> WORK REQUEST:
Set down all of the entries below exactly, and omit the pictures.

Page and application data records
# # #

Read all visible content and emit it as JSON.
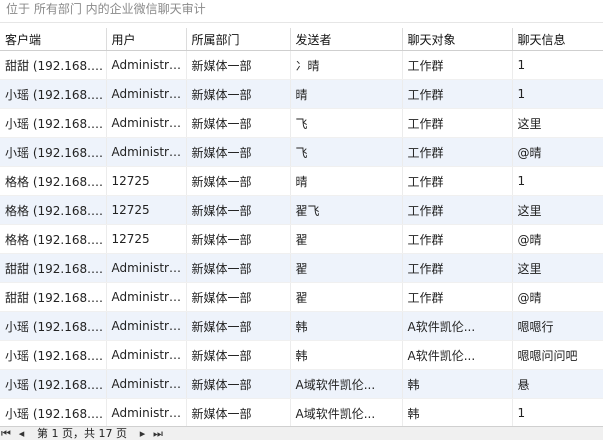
{
  "location_bar": {
    "text": "位于 所有部门 内的企业微信聊天审计"
  },
  "table": {
    "headers": [
      "客户端",
      "用户",
      "所属部门",
      "发送者",
      "聊天对象",
      "聊天信息"
    ],
    "rows": [
      [
        "甜甜 (192.168.1...",
        "Administra...",
        "新媒体一部",
        "冫晴",
        "工作群",
        "1"
      ],
      [
        "小瑶 (192.168.1...",
        "Administra...",
        "新媒体一部",
        "晴",
        "工作群",
        "1"
      ],
      [
        "小瑶 (192.168.1...",
        "Administra...",
        "新媒体一部",
        "飞",
        "工作群",
        "这里"
      ],
      [
        "小瑶 (192.168.1...",
        "Administra...",
        "新媒体一部",
        "飞",
        "工作群",
        "@晴"
      ],
      [
        "格格 (192.168.1...",
        "12725",
        "新媒体一部",
        "晴",
        "工作群",
        "1"
      ],
      [
        "格格 (192.168.1...",
        "12725",
        "新媒体一部",
        "翟飞",
        "工作群",
        "这里"
      ],
      [
        "格格 (192.168.1...",
        "12725",
        "新媒体一部",
        "翟",
        "工作群",
        "@晴"
      ],
      [
        "甜甜 (192.168.1...",
        "Administra...",
        "新媒体一部",
        "翟",
        "工作群",
        "这里"
      ],
      [
        "甜甜 (192.168.1...",
        "Administra...",
        "新媒体一部",
        "翟",
        "工作群",
        "@晴"
      ],
      [
        "小瑶 (192.168.1...",
        "Administra...",
        "新媒体一部",
        "韩",
        "A软件凯伦...",
        "嗯嗯行"
      ],
      [
        "小瑶 (192.168.1...",
        "Administra...",
        "新媒体一部",
        "韩",
        "A软件凯伦...",
        "嗯嗯问问吧"
      ],
      [
        "小瑶 (192.168.1...",
        "Administra...",
        "新媒体一部",
        "A域软件凯伦...",
        "韩",
        "悬"
      ],
      [
        "小瑶 (192.168.1...",
        "Administra...",
        "新媒体一部",
        "A域软件凯伦...",
        "韩",
        "1"
      ]
    ]
  },
  "pager": {
    "first_icon": "first-page-icon",
    "prev_icon": "prev-page-icon",
    "next_icon": "next-page-icon",
    "last_icon": "last-page-icon",
    "first_glyph": "⏮",
    "prev_glyph": "◂",
    "next_glyph": "▸",
    "last_glyph": "⏭",
    "page_text": "第 1 页，共 17 页"
  },
  "colors": {
    "alt_row": "#eef3fb",
    "location_text": "#8a8a8a"
  }
}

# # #

> RESULT:
Read all visible content and emit it as JSON.
{
  "location_bar": {
    "text": "位于 所有部门 内的企业微信聊天审计"
  },
  "table": {
    "headers": [
      "客户端",
      "用户",
      "所属部门",
      "发送者",
      "聊天对象",
      "聊天信息"
    ],
    "rows": [
      [
        "甜甜 (192.168.1...",
        "Administra...",
        "新媒体一部",
        "冫晴",
        "工作群",
        "1"
      ],
      [
        "小瑶 (192.168.1...",
        "Administra...",
        "新媒体一部",
        "晴",
        "工作群",
        "1"
      ],
      [
        "小瑶 (192.168.1...",
        "Administra...",
        "新媒体一部",
        "飞",
        "工作群",
        "这里"
      ],
      [
        "小瑶 (192.168.1...",
        "Administra...",
        "新媒体一部",
        "飞",
        "工作群",
        "@晴"
      ],
      [
        "格格 (192.168.1...",
        "12725",
        "新媒体一部",
        "晴",
        "工作群",
        "1"
      ],
      [
        "格格 (192.168.1...",
        "12725",
        "新媒体一部",
        "翟飞",
        "工作群",
        "这里"
      ],
      [
        "格格 (192.168.1...",
        "12725",
        "新媒体一部",
        "翟",
        "工作群",
        "@晴"
      ],
      [
        "甜甜 (192.168.1...",
        "Administra...",
        "新媒体一部",
        "翟",
        "工作群",
        "这里"
      ],
      [
        "甜甜 (192.168.1...",
        "Administra...",
        "新媒体一部",
        "翟",
        "工作群",
        "@晴"
      ],
      [
        "小瑶 (192.168.1...",
        "Administra...",
        "新媒体一部",
        "韩",
        "A软件凯伦...",
        "嗯嗯行"
      ],
      [
        "小瑶 (192.168.1...",
        "Administra...",
        "新媒体一部",
        "韩",
        "A软件凯伦...",
        "嗯嗯问问吧"
      ],
      [
        "小瑶 (192.168.1...",
        "Administra...",
        "新媒体一部",
        "A域软件凯伦...",
        "韩",
        "悬"
      ],
      [
        "小瑶 (192.168.1...",
        "Administra...",
        "新媒体一部",
        "A域软件凯伦...",
        "韩",
        "1"
      ]
    ]
  },
  "pager": {
    "first_icon": "first-page-icon",
    "prev_icon": "prev-page-icon",
    "next_icon": "next-page-icon",
    "last_icon": "last-page-icon",
    "first_glyph": "⏮",
    "prev_glyph": "◂",
    "next_glyph": "▸",
    "last_glyph": "⏭",
    "page_text": "第 1 页，共 17 页"
  },
  "colors": {
    "alt_row": "#eef3fb",
    "location_text": "#8a8a8a"
  }
}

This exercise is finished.